It was a bit disturbing not being able to see the waves coming, each one seemed on a slightly different angle to the stern of the boat, all moving much faster than we were, as they broke they growled and the boat heaved one way or the other, rolling as the waves passed under us.
By playing with the autopilot and Leo’s keen observations Bob was able to get a direction that minimized the discomfort, allowed the boat to settle down a bit and the autopilot was able to do a better job. We cannot imagine not doing this trip without an autopilot. It was not really the direction we wanted to go but it was close enough.
No one got seasick, thank goodness. I took a mild seasickness pill as a precaution and we drank some gingerale along the way, but we really had no problems at all.
We approached West End at about 4 am in the pitch black, quite a bit earlier than expected. We could see lights but could not see the shoreline at all. You know that old saw about it always being darkest before the dawn. Well, that was certainly our experience. My eyes started playing tricks on me and I imagined all sorts of weird and wonderful things out there in the ocean.
The radar allowed us to see things. In fact as we were crossing Bob could see West End from about 40 miles away on the radar.
For safety reasons we chose to motor around outside the entrance to West End until daylight.
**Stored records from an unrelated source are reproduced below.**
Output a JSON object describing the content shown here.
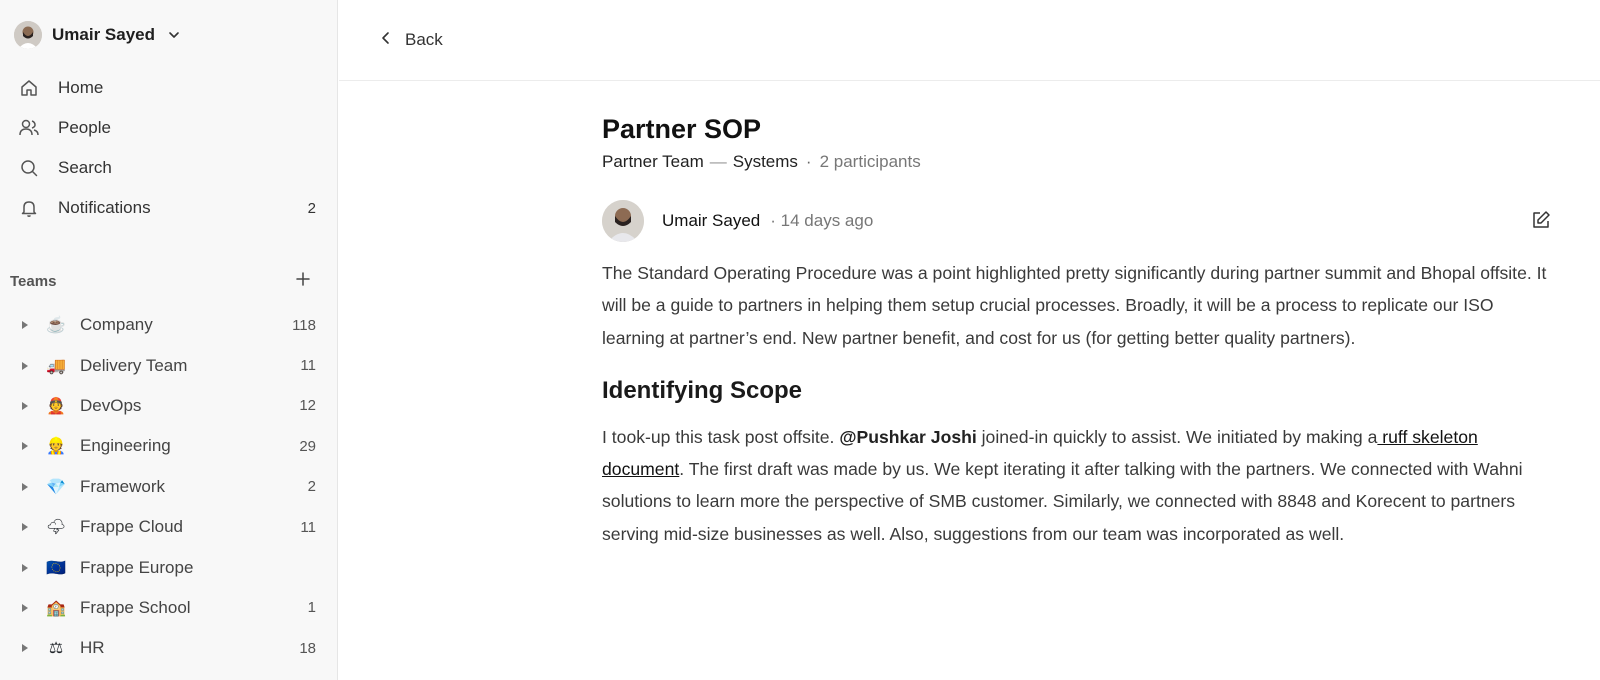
{
  "sidebar": {
    "user": {
      "name": "Umair Sayed"
    },
    "nav": [
      {
        "label": "Home",
        "icon": "home-icon",
        "count": ""
      },
      {
        "label": "People",
        "icon": "people-icon",
        "count": ""
      },
      {
        "label": "Search",
        "icon": "search-icon",
        "count": ""
      },
      {
        "label": "Notifications",
        "icon": "bell-icon",
        "count": "2"
      }
    ],
    "teams_label": "Teams",
    "teams": [
      {
        "emoji": "☕",
        "name": "Company",
        "count": "118"
      },
      {
        "emoji": "🚚",
        "name": "Delivery Team",
        "count": "11"
      },
      {
        "emoji": "👲",
        "name": "DevOps",
        "count": "12"
      },
      {
        "emoji": "👷",
        "name": "Engineering",
        "count": "29"
      },
      {
        "emoji": "💎",
        "name": "Framework",
        "count": "2"
      },
      {
        "emoji": "🌩",
        "name": "Frappe Cloud",
        "count": "11"
      },
      {
        "emoji": "🇪🇺",
        "name": "Frappe Europe",
        "count": ""
      },
      {
        "emoji": "🏫",
        "name": "Frappe School",
        "count": "1"
      },
      {
        "emoji": "⚖",
        "name": "HR",
        "count": "18"
      }
    ]
  },
  "topbar": {
    "back_label": "Back"
  },
  "discussion": {
    "title": "Partner SOP",
    "team": "Partner Team",
    "separator": "—",
    "project": "Systems",
    "dot": "·",
    "participants": "2 participants",
    "author": "Umair Sayed",
    "time": "· 14 days ago",
    "paragraph1": "The Standard Operating Procedure was a point highlighted pretty significantly during partner summit and Bhopal offsite. It will be a guide to partners in helping them setup crucial processes. Broadly, it will be a process to replicate our ISO learning at partner’s end. New partner benefit, and cost for us (for getting better quality partners).",
    "heading": "Identifying Scope",
    "p2_before": "I took-up this task post offsite. ",
    "p2_mention": "@Pushkar Joshi",
    "p2_middle": "  joined-in quickly to assist. We initiated by making a",
    "p2_link": " ruff skeleton document",
    "p2_after": ". The first draft was made by us. We kept iterating it after talking with the partners. We connected with Wahni solutions to learn more the perspective of SMB customer. Similarly, we connected with 8848 and Korecent to partners serving mid-size businesses as well. Also, suggestions from our team was incorporated as well."
  }
}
We had plenty of fuel. The winds continued at 25 to 35 knots with big breaking waves. We used the autopilot and tried to pick the best directions for our comfort without getting too far away from our final objective.
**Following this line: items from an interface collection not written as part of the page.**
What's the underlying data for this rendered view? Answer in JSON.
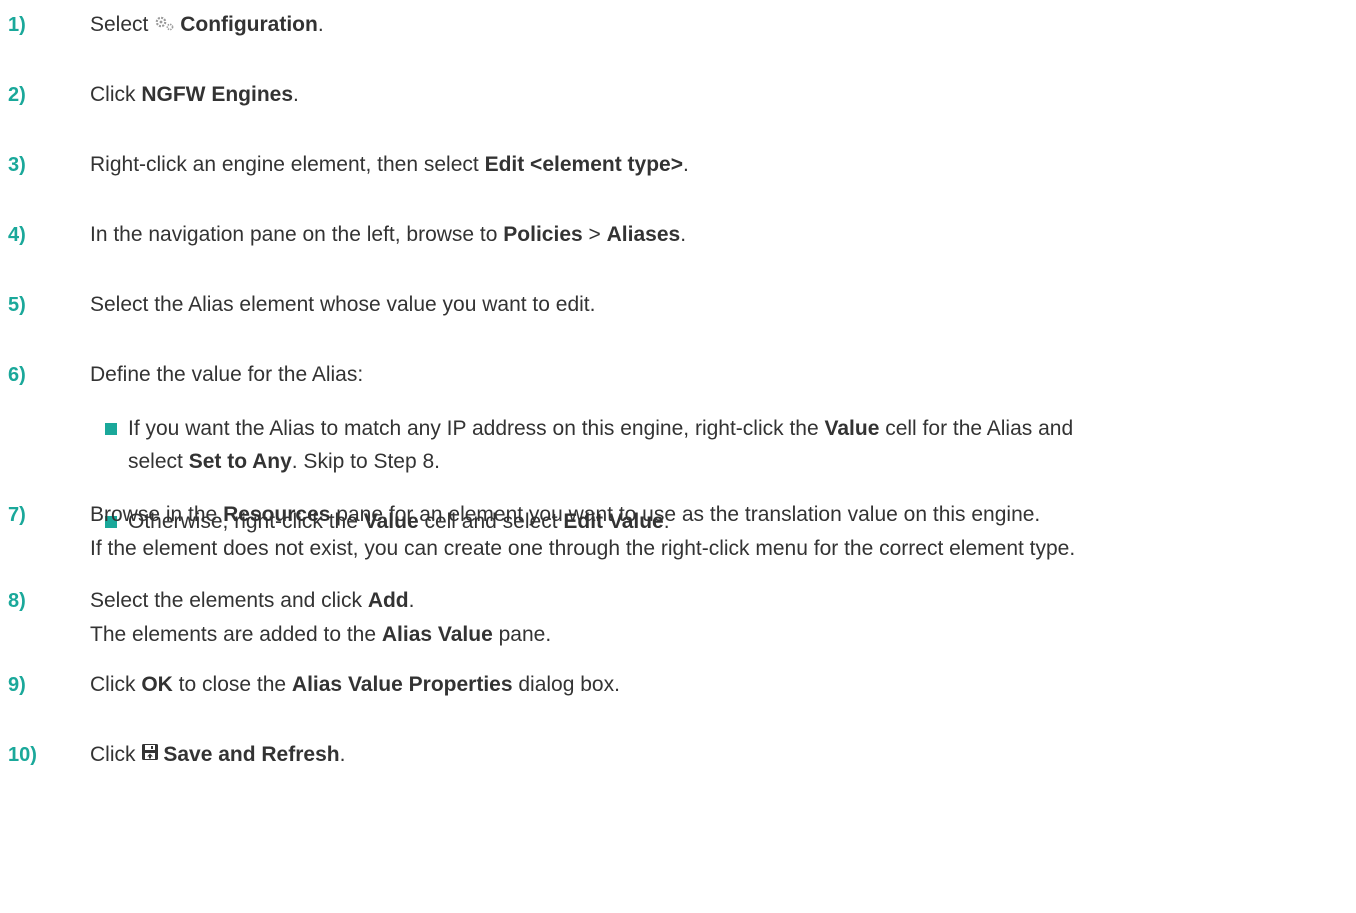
{
  "colors": {
    "accent": "#1aa89a",
    "text": "#333333"
  },
  "steps": [
    {
      "num": "1)",
      "parts": [
        {
          "t": "Select "
        },
        {
          "icon": "gear-icon"
        },
        {
          "t": "Configuration",
          "b": true
        },
        {
          "t": "."
        }
      ]
    },
    {
      "num": "2)",
      "parts": [
        {
          "t": "Click "
        },
        {
          "t": "NGFW Engines",
          "b": true
        },
        {
          "t": "."
        }
      ]
    },
    {
      "num": "3)",
      "parts": [
        {
          "t": "Right-click an engine element, then select "
        },
        {
          "t": "Edit <element type>",
          "b": true
        },
        {
          "t": "."
        }
      ]
    },
    {
      "num": "4)",
      "parts": [
        {
          "t": "In the navigation pane on the left, browse to "
        },
        {
          "t": "Policies",
          "b": true
        },
        {
          "t": " > "
        },
        {
          "t": "Aliases",
          "b": true
        },
        {
          "t": "."
        }
      ]
    },
    {
      "num": "5)",
      "parts": [
        {
          "t": "Select the Alias element whose value you want to edit."
        }
      ]
    },
    {
      "num": "6)",
      "parts": [
        {
          "t": "Define the value for the Alias:"
        }
      ],
      "bullets": [
        {
          "lines": [
            [
              {
                "t": "If you want the Alias to match any IP address on this engine, right-click the "
              },
              {
                "t": "Value",
                "b": true
              },
              {
                "t": " cell for the Alias and"
              }
            ],
            [
              {
                "t": "select "
              },
              {
                "t": "Set to Any",
                "b": true
              },
              {
                "t": ". Skip to Step 8."
              }
            ]
          ]
        },
        {
          "lines": [
            [
              {
                "t": "Otherwise, right-click the "
              },
              {
                "t": "Value",
                "b": true
              },
              {
                "t": " cell and select "
              },
              {
                "t": "Edit Value",
                "b": true
              },
              {
                "t": "."
              }
            ]
          ]
        }
      ]
    },
    {
      "num": "7)",
      "parts": [
        {
          "t": "Browse in the "
        },
        {
          "t": "Resources",
          "b": true
        },
        {
          "t": " pane for an element you want to use as the translation value on this engine."
        }
      ],
      "extra": [
        {
          "t": "If the element does not exist, you can create one through the right-click menu for the correct element type."
        }
      ]
    },
    {
      "num": "8)",
      "parts": [
        {
          "t": "Select the elements and click "
        },
        {
          "t": "Add",
          "b": true
        },
        {
          "t": "."
        }
      ],
      "extra": [
        {
          "t": "The elements are added to the "
        },
        {
          "t": "Alias Value",
          "b": true
        },
        {
          "t": " pane."
        }
      ]
    },
    {
      "num": "9)",
      "parts": [
        {
          "t": "Click "
        },
        {
          "t": "OK",
          "b": true
        },
        {
          "t": " to close the "
        },
        {
          "t": "Alias Value Properties",
          "b": true
        },
        {
          "t": " dialog box."
        }
      ]
    },
    {
      "num": "10)",
      "parts": [
        {
          "t": "Click "
        },
        {
          "icon": "save-icon"
        },
        {
          "t": "Save and Refresh",
          "b": true
        },
        {
          "t": "."
        }
      ]
    }
  ]
}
Finally at about 7:30 am there was enough light to see, so we turned to approach the entrance to the channel. We could now clearly see the opening in the breakwater. We had no problems getting in with the light of day. It would have been truly impossible at night.
We tied the boats to the government dock at the customs office, exhausted. We had gone 24 hours straight without sleep.
Bob ran a yellow flag up the flag halyard — this stands for the letter Q. We were under quarantine until cleared. We started cleaning up stuff and trying to tidy up a bit in case we were inspected by customs.
The customs office opened at 9 am and we went in. There were eight long forms to complete including things like a ship’s inventory, a health form swearing we were not aware of any plague, cholera, etc. on board, that we had no infected rats on board and all crew and passengers were in good health. These forms were obviously developed many years ago and were still in use!
Bob and I filled in the forms together. At this point he could hardly think straight. After an hour or so we walked out with our cruising permit for the boat and all our passports stamped.
Understandably, Charles was anxious to get off the boat and relieve himself. We were pretty hungry so we headed to a beachside restaurant at the Old Bahamas Bay resort where we devoured large veggie omelettes and downed copious cups of coffee.
By about 11 am we had topped up our fuel tanks and were back on the boat. The next leg of the journey would take us to Great Sale Cay, where we would anchor in the lee of the island.
Stay tuned for more…